You can’t rely on this mathematical calculation alone. Your doctor needs to pay more attention to how the organs in your body are positioned. The positioning of the heart and lungs is crucial.
See whether your lungs are squeezed, or your heart is displaced to the side. That’s how you see if the pectus excavatum deformity is causing you health troubles.
3D OPTICAL IMAGING – ALTERNATIVE TECHNIQUE
In October 2018, a couple of medical doctors and Ph. D.s at Stanford University, California, published a study that three-dimensional scanning can estimate the severity of chest wall indentation without radiation exposure.
The study scanned the patient’s chests with a 3D structured light camera. 3D Optical Imaging Technique seems promising as a great alternative to the Haller Index measurement of pectus excavatum severity. It would be beneficial to have a few additional studies on this subject to establish this technique further.
Nowadays, a simple chest radiograph or a CT scan are the two most commonly used ways to measure the Haller Index. Even though most surgeons agree on its usefulness, they also agree it can give the wrong picture about the seriousness of the deformity.
You must see their internal structure to know whether the deformity affects your internal organs. For example, take two people who have a HI of 3.8.
The internal organs in one patient may not be affected at all, and in the other, they can be pushed to the side, causing cardiac and respiratory system problems.
At the end of the day, you won’t lose anything if you know the score of your Haller Index.

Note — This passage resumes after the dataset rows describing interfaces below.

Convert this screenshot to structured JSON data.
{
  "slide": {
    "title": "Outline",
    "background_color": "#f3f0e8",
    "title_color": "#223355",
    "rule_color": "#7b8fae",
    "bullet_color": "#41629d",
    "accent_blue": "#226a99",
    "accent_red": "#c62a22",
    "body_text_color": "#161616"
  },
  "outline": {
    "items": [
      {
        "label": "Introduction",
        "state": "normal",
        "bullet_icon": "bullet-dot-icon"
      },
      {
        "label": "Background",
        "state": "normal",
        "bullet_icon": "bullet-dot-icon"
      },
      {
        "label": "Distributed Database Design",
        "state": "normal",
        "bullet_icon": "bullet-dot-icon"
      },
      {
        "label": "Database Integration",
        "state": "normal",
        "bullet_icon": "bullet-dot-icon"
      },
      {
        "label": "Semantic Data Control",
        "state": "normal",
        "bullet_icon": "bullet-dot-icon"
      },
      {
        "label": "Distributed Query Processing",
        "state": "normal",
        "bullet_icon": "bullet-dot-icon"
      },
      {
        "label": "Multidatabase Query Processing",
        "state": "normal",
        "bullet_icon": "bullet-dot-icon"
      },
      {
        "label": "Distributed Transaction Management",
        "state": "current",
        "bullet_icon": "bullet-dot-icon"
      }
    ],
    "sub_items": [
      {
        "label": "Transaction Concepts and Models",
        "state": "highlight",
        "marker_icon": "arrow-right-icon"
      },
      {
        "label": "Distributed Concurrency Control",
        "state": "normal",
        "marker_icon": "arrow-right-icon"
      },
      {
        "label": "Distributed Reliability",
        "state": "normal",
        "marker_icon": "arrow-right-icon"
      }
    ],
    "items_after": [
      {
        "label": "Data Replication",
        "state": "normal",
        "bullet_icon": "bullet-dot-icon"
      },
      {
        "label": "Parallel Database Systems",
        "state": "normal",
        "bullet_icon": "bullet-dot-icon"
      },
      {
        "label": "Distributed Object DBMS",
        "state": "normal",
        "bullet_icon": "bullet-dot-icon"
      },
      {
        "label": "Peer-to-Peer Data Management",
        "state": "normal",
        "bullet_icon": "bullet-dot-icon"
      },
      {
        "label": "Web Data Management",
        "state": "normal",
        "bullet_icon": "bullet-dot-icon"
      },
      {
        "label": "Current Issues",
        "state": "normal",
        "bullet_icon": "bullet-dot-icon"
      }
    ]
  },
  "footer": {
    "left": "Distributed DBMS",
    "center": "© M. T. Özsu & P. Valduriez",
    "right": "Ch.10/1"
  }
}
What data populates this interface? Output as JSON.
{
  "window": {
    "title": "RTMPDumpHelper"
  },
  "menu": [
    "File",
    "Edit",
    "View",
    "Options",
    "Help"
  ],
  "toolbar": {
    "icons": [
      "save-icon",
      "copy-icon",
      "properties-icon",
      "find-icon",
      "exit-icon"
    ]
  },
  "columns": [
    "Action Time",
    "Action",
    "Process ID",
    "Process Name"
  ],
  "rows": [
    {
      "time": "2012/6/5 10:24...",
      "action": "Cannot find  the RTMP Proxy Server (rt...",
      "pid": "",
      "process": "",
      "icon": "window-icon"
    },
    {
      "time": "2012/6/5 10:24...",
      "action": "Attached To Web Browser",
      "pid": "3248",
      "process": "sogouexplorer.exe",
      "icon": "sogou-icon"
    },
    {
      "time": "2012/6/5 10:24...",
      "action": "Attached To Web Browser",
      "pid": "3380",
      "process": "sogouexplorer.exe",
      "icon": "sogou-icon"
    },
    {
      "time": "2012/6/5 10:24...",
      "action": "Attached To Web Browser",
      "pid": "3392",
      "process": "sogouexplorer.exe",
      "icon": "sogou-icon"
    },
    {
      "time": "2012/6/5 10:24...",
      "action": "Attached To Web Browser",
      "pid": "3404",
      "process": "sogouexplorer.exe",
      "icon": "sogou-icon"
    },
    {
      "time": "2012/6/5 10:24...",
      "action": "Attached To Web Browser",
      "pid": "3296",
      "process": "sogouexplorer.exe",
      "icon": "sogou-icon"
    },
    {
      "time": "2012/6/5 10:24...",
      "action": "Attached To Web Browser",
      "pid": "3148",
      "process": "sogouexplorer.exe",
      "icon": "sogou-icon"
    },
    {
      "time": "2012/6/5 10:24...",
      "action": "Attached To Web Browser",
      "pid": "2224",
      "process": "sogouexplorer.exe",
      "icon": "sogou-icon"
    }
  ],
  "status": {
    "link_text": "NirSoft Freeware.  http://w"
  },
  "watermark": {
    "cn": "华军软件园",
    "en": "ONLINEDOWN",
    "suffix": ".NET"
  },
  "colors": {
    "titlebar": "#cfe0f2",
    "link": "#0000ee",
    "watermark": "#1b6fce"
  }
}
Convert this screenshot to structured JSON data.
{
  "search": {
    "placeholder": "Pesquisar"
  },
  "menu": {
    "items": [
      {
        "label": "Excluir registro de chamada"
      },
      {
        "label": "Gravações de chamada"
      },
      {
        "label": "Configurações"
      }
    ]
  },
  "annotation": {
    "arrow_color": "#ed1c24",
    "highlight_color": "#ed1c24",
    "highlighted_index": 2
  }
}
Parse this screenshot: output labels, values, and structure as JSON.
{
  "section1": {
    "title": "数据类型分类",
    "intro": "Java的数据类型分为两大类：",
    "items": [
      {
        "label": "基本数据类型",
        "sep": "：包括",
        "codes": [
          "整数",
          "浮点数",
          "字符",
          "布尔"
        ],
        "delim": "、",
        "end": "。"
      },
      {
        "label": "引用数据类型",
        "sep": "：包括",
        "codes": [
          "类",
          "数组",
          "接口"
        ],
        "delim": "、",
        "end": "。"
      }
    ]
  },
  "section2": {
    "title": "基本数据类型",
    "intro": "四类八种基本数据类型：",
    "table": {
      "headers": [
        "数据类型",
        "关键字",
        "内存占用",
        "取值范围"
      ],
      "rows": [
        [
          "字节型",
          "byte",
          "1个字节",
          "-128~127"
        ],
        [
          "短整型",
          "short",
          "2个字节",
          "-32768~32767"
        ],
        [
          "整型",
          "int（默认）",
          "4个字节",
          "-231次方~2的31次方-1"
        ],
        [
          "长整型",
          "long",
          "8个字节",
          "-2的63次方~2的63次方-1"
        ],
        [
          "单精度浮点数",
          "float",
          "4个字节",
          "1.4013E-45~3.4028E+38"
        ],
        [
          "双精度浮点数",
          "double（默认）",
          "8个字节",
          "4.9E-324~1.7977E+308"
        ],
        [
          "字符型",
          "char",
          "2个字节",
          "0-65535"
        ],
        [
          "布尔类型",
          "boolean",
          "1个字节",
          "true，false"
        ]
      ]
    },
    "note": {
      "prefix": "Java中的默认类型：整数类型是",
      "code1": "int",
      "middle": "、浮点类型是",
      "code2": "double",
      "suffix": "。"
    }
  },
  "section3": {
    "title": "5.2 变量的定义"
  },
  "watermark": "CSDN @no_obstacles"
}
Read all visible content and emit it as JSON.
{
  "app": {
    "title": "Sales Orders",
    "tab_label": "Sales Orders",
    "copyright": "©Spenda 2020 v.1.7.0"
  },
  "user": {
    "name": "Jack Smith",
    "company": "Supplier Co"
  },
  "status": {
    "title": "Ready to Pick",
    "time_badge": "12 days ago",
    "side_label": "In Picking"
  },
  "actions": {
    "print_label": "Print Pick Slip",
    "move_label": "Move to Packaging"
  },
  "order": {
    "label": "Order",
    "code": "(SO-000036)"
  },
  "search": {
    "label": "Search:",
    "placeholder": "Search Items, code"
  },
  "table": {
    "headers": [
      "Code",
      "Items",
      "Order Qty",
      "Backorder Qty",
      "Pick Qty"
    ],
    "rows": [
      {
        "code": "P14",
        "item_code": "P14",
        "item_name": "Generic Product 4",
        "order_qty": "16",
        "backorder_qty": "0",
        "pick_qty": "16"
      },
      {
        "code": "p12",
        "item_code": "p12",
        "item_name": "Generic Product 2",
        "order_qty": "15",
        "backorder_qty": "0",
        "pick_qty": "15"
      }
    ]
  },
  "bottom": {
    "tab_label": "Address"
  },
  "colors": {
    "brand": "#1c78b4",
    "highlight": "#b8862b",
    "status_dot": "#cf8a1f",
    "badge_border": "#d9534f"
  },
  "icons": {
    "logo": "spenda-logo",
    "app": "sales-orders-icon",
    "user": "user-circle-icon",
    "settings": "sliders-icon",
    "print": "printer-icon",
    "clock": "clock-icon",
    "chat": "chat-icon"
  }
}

However, ensure you also inspect your internal organs’ positioning, regardless of the HI score. That’s the best way to know whether you need surgery or not.